Album Review, Atlanta
This Mélange has many colors, the album
seems to breathe the air of wide open spaces and boundless possibilities
Dean McNeill has subtitled Mélange "New
Music for Trumpet and Piano." The key word here is "new,"
for in this album McNeill and several of his friends explore the
borderland where jazz and classical genres meet and coexist happily.
Perhaps it is fitting that McNeill himself teaches at the University
of Saskatchewan, in the Canadian prairie province of that name,
for as with a prairie, Mélange seems to breathe the air
of wide open spaces and boundless possibilities.
Fortunately, the trumpet, McNeill's
instrument, is equally at home in both the jazz and the classical
media, swimming freely in both streams without losing any
of its character.
On this album he has two superb pianists as
partners, Bonnie Nicholson in the classical pieces and Jon Ballantyne
in the jazz tracks. The classical pieces, which seem to grow more
noticeably jazz-inflected as we get further into the program,
are, in order, Allan Gililand's grandly imposing Concerto
for Trumpet (1993), Elizabeth Raum's wide-ranging Variations
for Trumpet and Piano (2006), which is her seamlessly imaginative
re-writing of an original work for flute and piano, and David
McIntyre's intriguing Sonata for Trumpet (1990), whose movements
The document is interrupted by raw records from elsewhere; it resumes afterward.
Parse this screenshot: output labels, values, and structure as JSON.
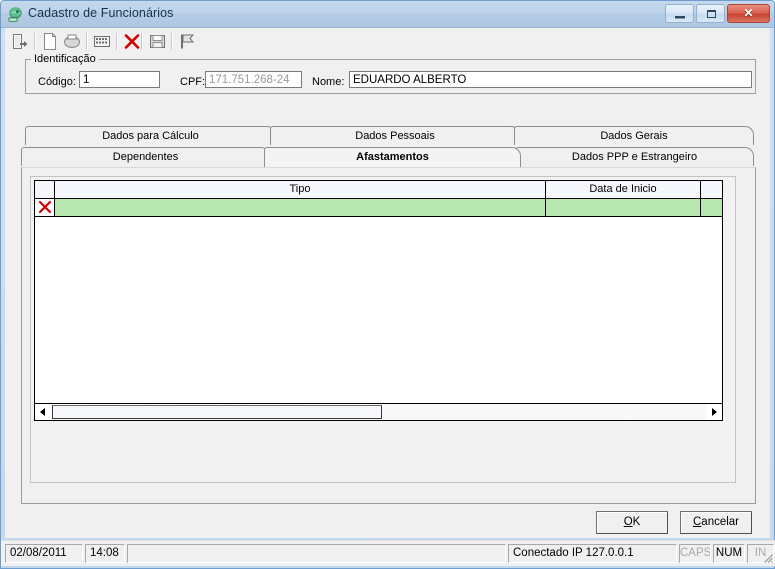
{
  "window": {
    "title": "Cadastro de Funcionários",
    "icon": "app-user-icon",
    "caption_buttons": [
      {
        "name": "minimize-button",
        "glyph": "minimize"
      },
      {
        "name": "maximize-button",
        "glyph": "maximize"
      },
      {
        "name": "close-button",
        "glyph": "✕"
      }
    ]
  },
  "toolbar": {
    "buttons": [
      {
        "name": "exit-icon",
        "title": "Sair"
      },
      {
        "name": "new-document-icon",
        "title": "Novo"
      },
      {
        "name": "print-icon",
        "title": "Imprimir"
      },
      {
        "name": "grid-list-icon",
        "title": "Listar"
      },
      {
        "name": "delete-icon",
        "title": "Excluir"
      },
      {
        "name": "save-icon",
        "title": "Gravar"
      },
      {
        "name": "flag-icon",
        "title": "Marcar"
      }
    ]
  },
  "identification": {
    "group_label": "Identificação",
    "codigo": {
      "label": "Código:",
      "value": "1"
    },
    "cpf": {
      "label": "CPF:",
      "value": "171.751.268-24"
    },
    "nome": {
      "label": "Nome:",
      "value": "EDUARDO ALBERTO"
    }
  },
  "tabs": {
    "row1": [
      {
        "label": "Dados para Cálculo",
        "active": false
      },
      {
        "label": "Dados Pessoais",
        "active": false
      },
      {
        "label": "Dados Gerais",
        "active": false
      }
    ],
    "row2": [
      {
        "label": "Dependentes",
        "active": false
      },
      {
        "label": "Afastamentos",
        "active": true
      },
      {
        "label": "Dados PPP e Estrangeiro",
        "active": false
      }
    ]
  },
  "grid": {
    "columns": [
      "",
      "Tipo",
      "Data de Inicio",
      ""
    ],
    "rows": [
      {
        "indicator": "red-x-icon",
        "tipo": "",
        "data_de_inicio": "",
        "extra": "",
        "selected": true
      }
    ],
    "row_color": "#b7e6b0",
    "header_color": "#f6f7fc"
  },
  "dialog_buttons": {
    "ok": {
      "accel": "O",
      "rest": "K"
    },
    "cancel": {
      "accel": "C",
      "rest": "ancelar"
    }
  },
  "statusbar": {
    "date": "02/08/2011",
    "time": "14:08",
    "message": "",
    "connection": "Conectado IP 127.0.0.1",
    "caps": "CAPS",
    "num": "NUM",
    "ins": "IN"
  }
}
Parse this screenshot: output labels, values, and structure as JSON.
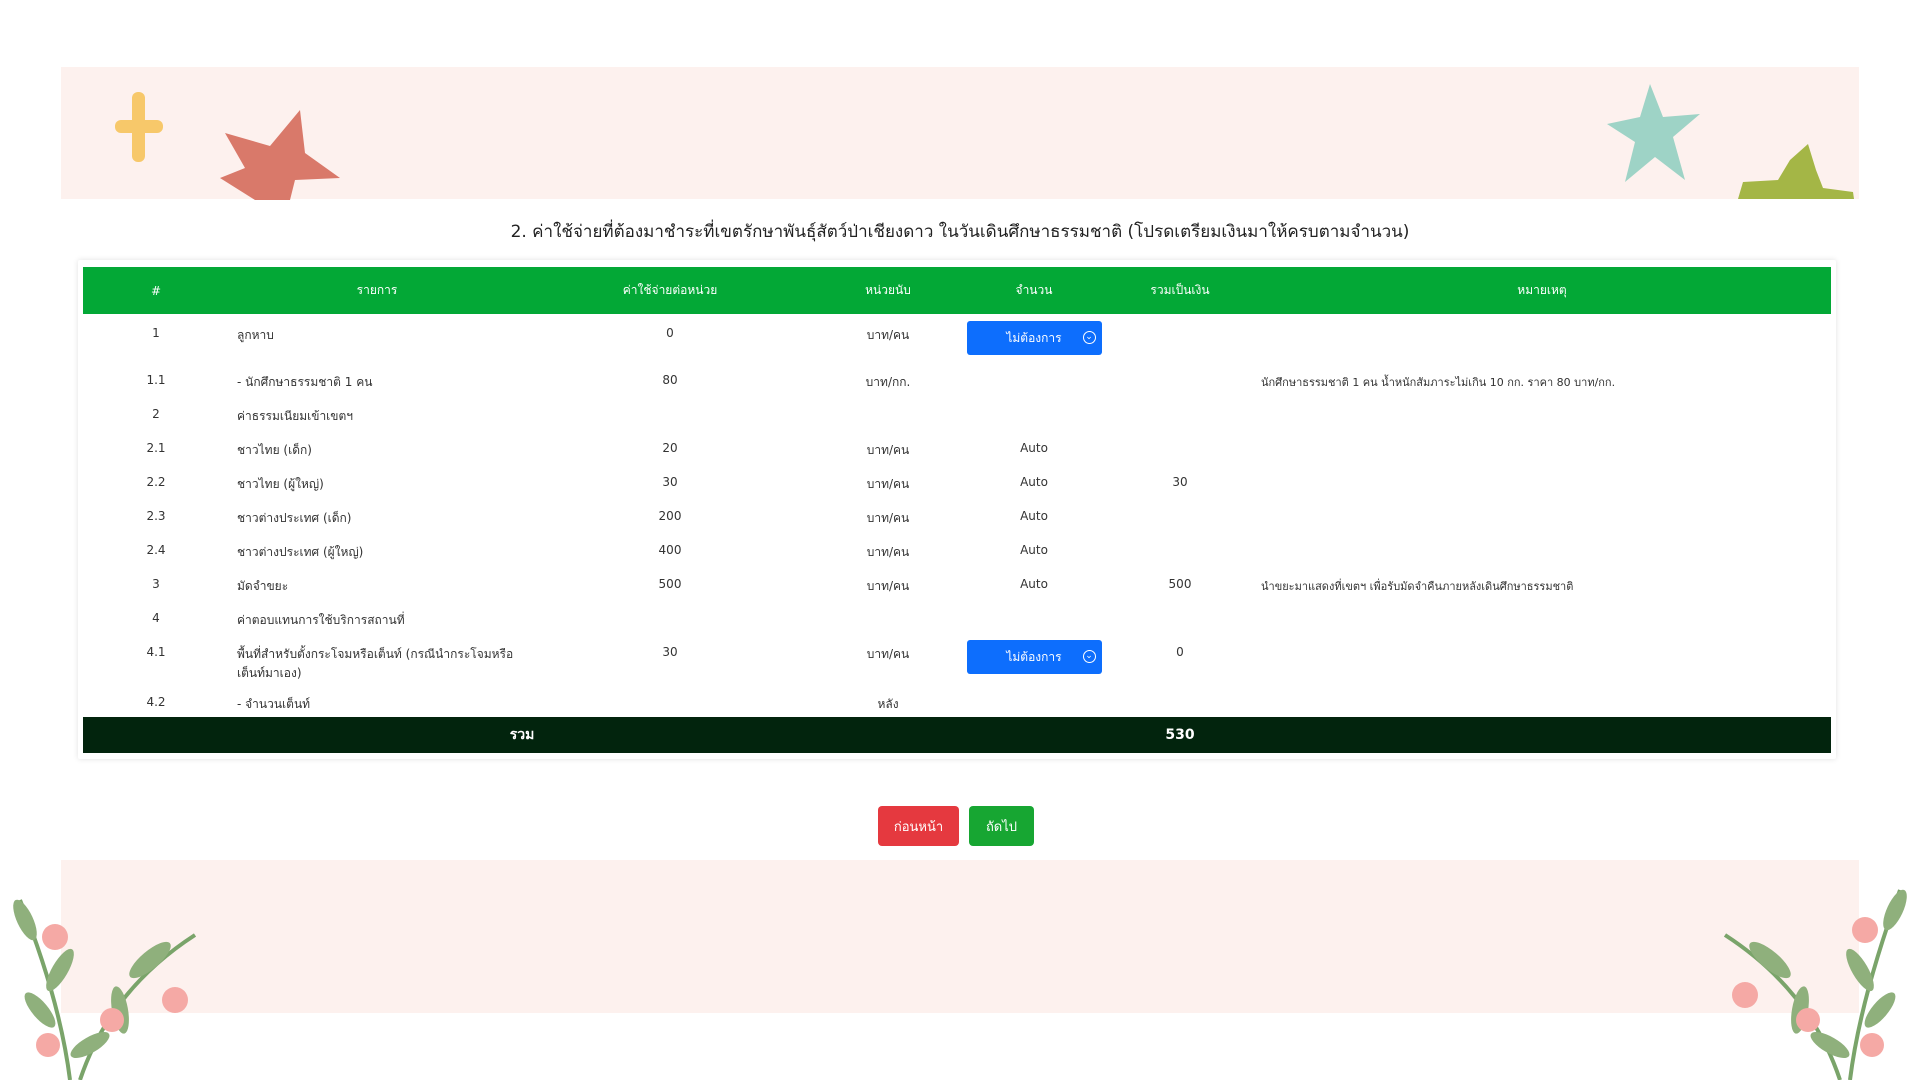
{
  "page": {
    "section_title": "2. ค่าใช้จ่ายที่ต้องมาชำระที่เขตรักษาพันธุ์สัตว์ป่าเชียงดาว ในวันเดินศึกษาธรรมชาติ (โปรดเตรียมเงินมาให้ครบตามจำนวน)"
  },
  "table": {
    "headers": [
      "#",
      "รายการ",
      "ค่าใช้จ่ายต่อหน่วย",
      "หน่วยนับ",
      "จำนวน",
      "รวมเป็นเงิน",
      "หมายเหตุ"
    ],
    "rows": [
      {
        "no": "1",
        "item": "ลูกหาบ",
        "unit_cost": "0",
        "unit": "บาท/คน",
        "qty": "ไม่ต้องการ",
        "qty_is_select": true,
        "total": "",
        "note": ""
      },
      {
        "no": "1.1",
        "item": "- นักศึกษาธรรมชาติ 1 คน",
        "unit_cost": "80",
        "unit": "บาท/กก.",
        "qty": "",
        "qty_is_select": false,
        "total": "",
        "note": "นักศึกษาธรรมชาติ 1 คน น้ำหนักสัมภาระไม่เกิน 10 กก. ราคา 80 บาท/กก."
      },
      {
        "no": "2",
        "item": "ค่าธรรมเนียมเข้าเขตฯ",
        "unit_cost": "",
        "unit": "",
        "qty": "",
        "qty_is_select": false,
        "total": "",
        "note": ""
      },
      {
        "no": "2.1",
        "item": "ชาวไทย (เด็ก)",
        "unit_cost": "20",
        "unit": "บาท/คน",
        "qty": "Auto",
        "qty_is_select": false,
        "total": "",
        "note": ""
      },
      {
        "no": "2.2",
        "item": "ชาวไทย (ผู้ใหญ่)",
        "unit_cost": "30",
        "unit": "บาท/คน",
        "qty": "Auto",
        "qty_is_select": false,
        "total": "30",
        "note": ""
      },
      {
        "no": "2.3",
        "item": "ชาวต่างประเทศ (เด็ก)",
        "unit_cost": "200",
        "unit": "บาท/คน",
        "qty": "Auto",
        "qty_is_select": false,
        "total": "",
        "note": ""
      },
      {
        "no": "2.4",
        "item": "ชาวต่างประเทศ (ผู้ใหญ่)",
        "unit_cost": "400",
        "unit": "บาท/คน",
        "qty": "Auto",
        "qty_is_select": false,
        "total": "",
        "note": ""
      },
      {
        "no": "3",
        "item": "มัดจำขยะ",
        "unit_cost": "500",
        "unit": "บาท/คน",
        "qty": "Auto",
        "qty_is_select": false,
        "total": "500",
        "note": "นำขยะมาแสดงที่เขตฯ เพื่อรับมัดจำคืนภายหลังเดินศึกษาธรรมชาติ"
      },
      {
        "no": "4",
        "item": "ค่าตอบแทนการใช้บริการสถานที่",
        "unit_cost": "",
        "unit": "",
        "qty": "",
        "qty_is_select": false,
        "total": "",
        "note": ""
      },
      {
        "no": "4.1",
        "item": "พื้นที่สำหรับตั้งกระโจมหรือเต็นท์ (กรณีนำกระโจมหรือเต็นท์มาเอง)",
        "unit_cost": "30",
        "unit": "บาท/คน",
        "qty": "ไม่ต้องการ",
        "qty_is_select": true,
        "total": "0",
        "note": ""
      },
      {
        "no": "4.2",
        "item": "- จำนวนเต็นท์",
        "unit_cost": "",
        "unit": "หลัง",
        "qty": "",
        "qty_is_select": false,
        "total": "",
        "note": ""
      }
    ],
    "footer_label": "รวม",
    "footer_total": "530"
  },
  "buttons": {
    "prev": "ก่อนหน้า",
    "next": "ถัดไป"
  },
  "colors": {
    "header_green": "#03a836",
    "footer_dark": "#02240d",
    "select_blue": "#0d6efd",
    "prev_red": "#e5393f",
    "next_green": "#17a632",
    "band_pink": "#fdf1ee"
  },
  "icons": [
    "plus-decoration-icon",
    "star-decoration-icon",
    "hill-decoration-icon",
    "plant-decoration-icon",
    "chevron-down-circle-icon"
  ]
}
are entitled "Mystery-Game-Mystery-Game." The last
classical piece, Aria for Trumpet (2006) by David Kaplan, lifts
us up and carries us off, as an aria should do.
The jazz numbers, interspersed with the classical,
are richly varied in style, mood and harmony. They include original
compositions, free improvisations, and a pair of evergreen jazz
standards. The title of McNeill's Fall in may sound like
an army sergeant's command, but the intimate mood created
by his trumpet lets us know that "falling in love"
is what the piece is really about. Fluze Blues is a deliciously
quirky improv based on the 12-bar blues form of that name (and
not on the fact that Dean was in fact sick with the flu when recording
the jazz portion of the program, something you would never guess
from the smart inflections and sweetly glowing tones that he cultivates).
Spacious, Restless World, and Outergate were improvised during
the jazz sessions by McNeill and Ballantyne and named after the
fact. The title of the last-named seems appropriate, as it is
the most outré of the three in its flavorful dissonances.
But each of the three does a bit of envelope-pushing in its own
way, as does McNeill's composition Intro (2007).
McNeill and Ballantyne go back to the Forties
for two jazz standards, Billy Eckstine's I Want to Talk
about You (1940), which seems new and refreshing to each new generation
of musicians and jazz fans who discover it, and the Jack Lawrence/Walter
Gross Tenderly (1946), a sentimental favorite that never seems
to outstay its welcome no matter how often we've heard it.
The program concludes with a charming Lullaby,
which McNeill describes as having been co-written with his daughter
Phoebe Deanne McNeill when her mother Jennifer was recovering
from her delivery on May 17, 2007. Since Phoebe was still no more
than five months old when McNeill recorded the jazz tracks on
October 15-16, she must have been precocious indeed! Whatever
means Phoebe used to communicate her part of the collaboration,
Lullaby is the real thing - straight from the heart, as all good
jazz must be.
< Back to Latest
News & Articles page